Echinopsis, also known as hedgehog cacti, is a genus of over 120 species of cacti native to South America. They are known for their beautiful, large, and vibrant flowers that bloom during the warmer months. Echinopsis cacti are popular houseplants due to their low-maintenance nature and stunning appearance. In this article, we will explore the essential care tips for growing vibrant Echinopsis cacti at home, including proper watering, light, and temperature requirements, as well as propagation techniques.
Understanding Echinopsis Varieties
Echinopsis oxygona is a popular species known for its rounded shape and impressive, large, trumpet-shaped flowers that can be white, pink, or purple. This species can grow up to 10 inches in diameter and thrives in well-draining soil.
Also known as the Easter lily cactus, Echinopsis subdenudata is characterized by its cylindrical shape and spines that are sparse or nearly absent.

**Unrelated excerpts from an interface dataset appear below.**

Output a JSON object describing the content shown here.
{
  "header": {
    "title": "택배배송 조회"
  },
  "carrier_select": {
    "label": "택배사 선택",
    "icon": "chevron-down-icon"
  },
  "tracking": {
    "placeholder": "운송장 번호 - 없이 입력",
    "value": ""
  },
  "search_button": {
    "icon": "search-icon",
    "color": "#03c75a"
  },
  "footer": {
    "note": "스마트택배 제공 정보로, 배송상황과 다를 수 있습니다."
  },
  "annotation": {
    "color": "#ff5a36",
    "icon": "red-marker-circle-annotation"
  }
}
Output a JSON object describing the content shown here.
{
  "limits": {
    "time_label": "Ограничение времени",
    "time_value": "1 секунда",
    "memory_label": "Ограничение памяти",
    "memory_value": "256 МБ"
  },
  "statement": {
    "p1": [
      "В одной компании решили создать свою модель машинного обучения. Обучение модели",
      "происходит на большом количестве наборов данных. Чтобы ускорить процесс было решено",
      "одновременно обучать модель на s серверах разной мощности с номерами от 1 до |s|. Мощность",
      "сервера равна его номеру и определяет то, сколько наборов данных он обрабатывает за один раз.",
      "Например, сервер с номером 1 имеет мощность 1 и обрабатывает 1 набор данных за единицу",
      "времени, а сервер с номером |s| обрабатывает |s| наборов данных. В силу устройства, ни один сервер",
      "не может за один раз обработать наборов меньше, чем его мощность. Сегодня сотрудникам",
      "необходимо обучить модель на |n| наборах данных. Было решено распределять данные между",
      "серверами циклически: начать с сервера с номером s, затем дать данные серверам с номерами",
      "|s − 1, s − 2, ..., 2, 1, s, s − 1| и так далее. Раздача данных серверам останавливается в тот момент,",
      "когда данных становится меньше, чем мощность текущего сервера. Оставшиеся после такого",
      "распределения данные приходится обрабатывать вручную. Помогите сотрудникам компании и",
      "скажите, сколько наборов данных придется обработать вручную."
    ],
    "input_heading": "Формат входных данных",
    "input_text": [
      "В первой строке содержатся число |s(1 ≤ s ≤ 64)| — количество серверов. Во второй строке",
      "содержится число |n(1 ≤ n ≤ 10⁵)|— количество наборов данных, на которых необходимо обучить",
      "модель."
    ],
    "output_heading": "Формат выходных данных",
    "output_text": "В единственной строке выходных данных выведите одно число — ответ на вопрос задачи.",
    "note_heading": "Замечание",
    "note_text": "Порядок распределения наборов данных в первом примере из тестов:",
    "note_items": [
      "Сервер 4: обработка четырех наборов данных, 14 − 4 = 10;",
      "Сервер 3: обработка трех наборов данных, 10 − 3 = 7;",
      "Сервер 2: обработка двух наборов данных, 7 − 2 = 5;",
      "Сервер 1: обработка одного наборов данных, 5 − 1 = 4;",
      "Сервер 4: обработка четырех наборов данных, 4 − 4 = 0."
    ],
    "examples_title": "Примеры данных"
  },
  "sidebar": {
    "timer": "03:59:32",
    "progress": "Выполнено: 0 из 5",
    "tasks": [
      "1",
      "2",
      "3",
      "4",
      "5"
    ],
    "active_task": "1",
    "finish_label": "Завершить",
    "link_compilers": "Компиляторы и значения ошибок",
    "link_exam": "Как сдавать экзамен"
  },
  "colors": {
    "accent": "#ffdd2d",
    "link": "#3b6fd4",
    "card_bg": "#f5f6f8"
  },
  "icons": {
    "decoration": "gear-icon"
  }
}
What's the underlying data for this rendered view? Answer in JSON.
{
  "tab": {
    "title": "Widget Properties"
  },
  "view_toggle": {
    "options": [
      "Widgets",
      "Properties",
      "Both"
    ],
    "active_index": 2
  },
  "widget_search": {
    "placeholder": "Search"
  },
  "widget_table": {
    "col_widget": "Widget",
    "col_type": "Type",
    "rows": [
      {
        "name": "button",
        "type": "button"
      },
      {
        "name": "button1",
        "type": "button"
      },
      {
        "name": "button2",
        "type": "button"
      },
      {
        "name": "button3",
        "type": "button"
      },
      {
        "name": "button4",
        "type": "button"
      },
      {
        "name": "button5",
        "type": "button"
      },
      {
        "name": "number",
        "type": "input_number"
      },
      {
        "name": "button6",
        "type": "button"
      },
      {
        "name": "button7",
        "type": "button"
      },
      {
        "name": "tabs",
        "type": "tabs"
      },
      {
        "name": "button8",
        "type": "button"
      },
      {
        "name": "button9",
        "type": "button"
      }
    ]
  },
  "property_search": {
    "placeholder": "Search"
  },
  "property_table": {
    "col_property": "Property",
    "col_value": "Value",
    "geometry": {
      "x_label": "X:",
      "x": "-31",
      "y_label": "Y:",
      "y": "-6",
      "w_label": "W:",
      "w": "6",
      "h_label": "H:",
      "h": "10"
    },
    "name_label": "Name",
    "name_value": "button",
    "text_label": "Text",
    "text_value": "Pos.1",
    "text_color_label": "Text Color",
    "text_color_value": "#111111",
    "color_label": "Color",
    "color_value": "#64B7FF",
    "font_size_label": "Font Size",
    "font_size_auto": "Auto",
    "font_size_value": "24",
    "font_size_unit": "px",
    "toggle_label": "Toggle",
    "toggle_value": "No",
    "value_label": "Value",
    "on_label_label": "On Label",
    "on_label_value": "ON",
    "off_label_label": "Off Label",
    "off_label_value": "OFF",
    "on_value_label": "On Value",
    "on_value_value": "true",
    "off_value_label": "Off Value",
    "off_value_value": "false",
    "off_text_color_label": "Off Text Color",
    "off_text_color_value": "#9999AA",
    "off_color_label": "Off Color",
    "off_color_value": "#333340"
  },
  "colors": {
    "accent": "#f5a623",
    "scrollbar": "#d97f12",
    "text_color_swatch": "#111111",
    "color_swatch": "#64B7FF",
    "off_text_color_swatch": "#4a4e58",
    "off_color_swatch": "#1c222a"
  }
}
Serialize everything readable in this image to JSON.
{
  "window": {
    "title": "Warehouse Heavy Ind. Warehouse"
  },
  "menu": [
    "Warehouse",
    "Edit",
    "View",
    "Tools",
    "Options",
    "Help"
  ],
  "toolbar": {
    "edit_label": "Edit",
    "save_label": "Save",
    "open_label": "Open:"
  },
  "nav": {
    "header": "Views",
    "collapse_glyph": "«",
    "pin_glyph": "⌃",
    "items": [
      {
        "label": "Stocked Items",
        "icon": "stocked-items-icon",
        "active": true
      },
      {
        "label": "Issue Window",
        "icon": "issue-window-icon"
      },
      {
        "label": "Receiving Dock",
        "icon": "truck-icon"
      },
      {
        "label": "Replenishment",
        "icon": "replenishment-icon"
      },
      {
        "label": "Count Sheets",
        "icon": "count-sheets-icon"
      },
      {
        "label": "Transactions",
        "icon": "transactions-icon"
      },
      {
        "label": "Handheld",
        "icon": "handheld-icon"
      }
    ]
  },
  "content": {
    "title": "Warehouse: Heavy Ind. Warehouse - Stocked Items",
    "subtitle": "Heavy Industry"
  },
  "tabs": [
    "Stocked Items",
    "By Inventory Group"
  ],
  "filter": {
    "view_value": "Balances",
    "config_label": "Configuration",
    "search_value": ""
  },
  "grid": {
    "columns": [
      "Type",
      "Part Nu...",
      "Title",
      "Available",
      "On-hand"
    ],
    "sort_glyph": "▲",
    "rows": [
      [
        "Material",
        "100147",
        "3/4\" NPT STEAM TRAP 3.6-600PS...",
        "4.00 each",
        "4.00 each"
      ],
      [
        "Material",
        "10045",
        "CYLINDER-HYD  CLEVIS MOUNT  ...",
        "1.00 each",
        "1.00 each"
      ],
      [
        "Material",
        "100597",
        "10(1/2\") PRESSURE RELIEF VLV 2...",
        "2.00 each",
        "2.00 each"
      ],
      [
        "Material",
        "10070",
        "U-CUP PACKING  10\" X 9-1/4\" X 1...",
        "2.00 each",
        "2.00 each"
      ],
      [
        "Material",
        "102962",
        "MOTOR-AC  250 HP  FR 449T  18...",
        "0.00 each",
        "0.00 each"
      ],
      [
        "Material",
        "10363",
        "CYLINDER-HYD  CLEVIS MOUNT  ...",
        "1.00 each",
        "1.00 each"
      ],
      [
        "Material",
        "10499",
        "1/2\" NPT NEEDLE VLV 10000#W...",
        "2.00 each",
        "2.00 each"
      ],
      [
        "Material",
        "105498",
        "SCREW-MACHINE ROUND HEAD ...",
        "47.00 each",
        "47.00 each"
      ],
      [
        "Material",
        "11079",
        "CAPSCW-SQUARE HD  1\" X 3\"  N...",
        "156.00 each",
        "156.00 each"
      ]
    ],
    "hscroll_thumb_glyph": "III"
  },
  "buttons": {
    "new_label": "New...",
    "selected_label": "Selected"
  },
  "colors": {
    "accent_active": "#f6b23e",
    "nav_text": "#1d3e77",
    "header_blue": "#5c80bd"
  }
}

This species produces large, fragrant white flowers and grows well in a mixture of cactus soil and perlite.
Echinopsis eyriesii is a globular cactus that can grow up to 6 inches in diameter. It produces large pink or white flowers and has distinctive woolly areoles with long, thin spines. This species prefers a well-draining soil mix and moderate water.
Proper Watering for Echinopsis Cacti
One of the most crucial aspects of Echinopsis care is proper watering. These cacti are native to arid environments and are adapted to periods of drought. As such, it’s essential not to over-water your Echinopsis cacti.
During the growing season (spring and summer), water your Echinopsis cacti thoroughly once the soil has completely dried out. This may be approximately once every 7-10 days. In the fall, reduce watering to once every 2-3 weeks, and during winter, water sparingly, only once every 4-6 weeks.
It’s crucial to provide proper drainage for your Echinopsis cacti to prevent root rot. Use a well-draining soil mix, such as a blend of cactus soil and perlite or pumice. Ensure the pot has drainage holes at the bottom to allow excess water to escape.
Light and Temperature Requirements
Echinopsis cacti thrive in bright light. Place them in a sunny windowsill or a spot that receives at least 6-8 hours of direct sunlight daily. However, if your cacti are accustomed to low light conditions, gradually increase their exposure to direct sunlight to avoid sunburn.
Echinopsis cacti prefer temperatures between 65-90°F (18-32°C) during the growing season. They can tolerate slightly cooler temperatures during the winter months but should not be exposed to temperatures below 50°F (10°C). Keep your Echinopsis cacti away from drafts, air vents, or heaters, as sudden temperature changes can cause stress.
Fertilizing Echinopsis Cacti
Fertilize your Echinopsis cacti during the growing season with a balanced, water-soluble fertilizer diluted to half strength. A fertilizer with an N-P-K ratio of 10-10-10 or 20-20-20 would be suitable. Avoid using a high-nitrogen fertilizer as it can cause excessive vegetative growth at the expense of flowering.
Fertilize your Echinopsis cacti once a month during the spring and summer months. Do not fertilize during the fall and winter when the cacti are dormant.
Propagating Echinopsis Cacti
Echinopsis cacti can be propagated through seeds or offsets. Propagation through offsets is the easiest and quickest method for most home growers.
Propagating from Offsets
Echinopsis cacti often produce small offsets or pups around the base of the plant. To propagate from offsets, gently remove an offset from the parent plant using a clean, sharp knife. Allow the offset to dry for a few days to form a callous over the cut surface. Once dried, place the offset in a pot with well-draining cactus soil. Water lightly until the offset has rooted and started to grow.
Propagating from Seeds
Propagation from seeds is slower and requires more patience but can be rewarding. To propagate from seeds, sow the seeds on the surface of a well-draining cactus mix and lightly cover them with sand. Keep the soil lightly moist and place the pot in a warm, bright location. Germination should occur within a few weeks.
Common Pests and Diseases
Common pests of Echinopsis cacti include mealybugs, scale, and spider mites. These pests can be controlled by wiping the cacti with a cotton swab dipped in alcohol or using an insecticidal soap or neem oil spray.
The most common disease problem for Echinopsis cacti is root rot, usually resulting from over-watering or poor drainage. If you notice yellowing or wilting, check the roots for signs of rot. Infected cacti should be repotted in fresh, well-draining soil, and any rotted roots should be removed.
Echinopsis cacti are a delightful addition to any indoor garden. With their captivating blooms and easy-care nature, they offer a great way to add a touch of desert to your home. With the right care and attention to their watering, light, temperature, and fertilizer needs, you can enjoy the stunning beauty of Echinopsis cacti year-round.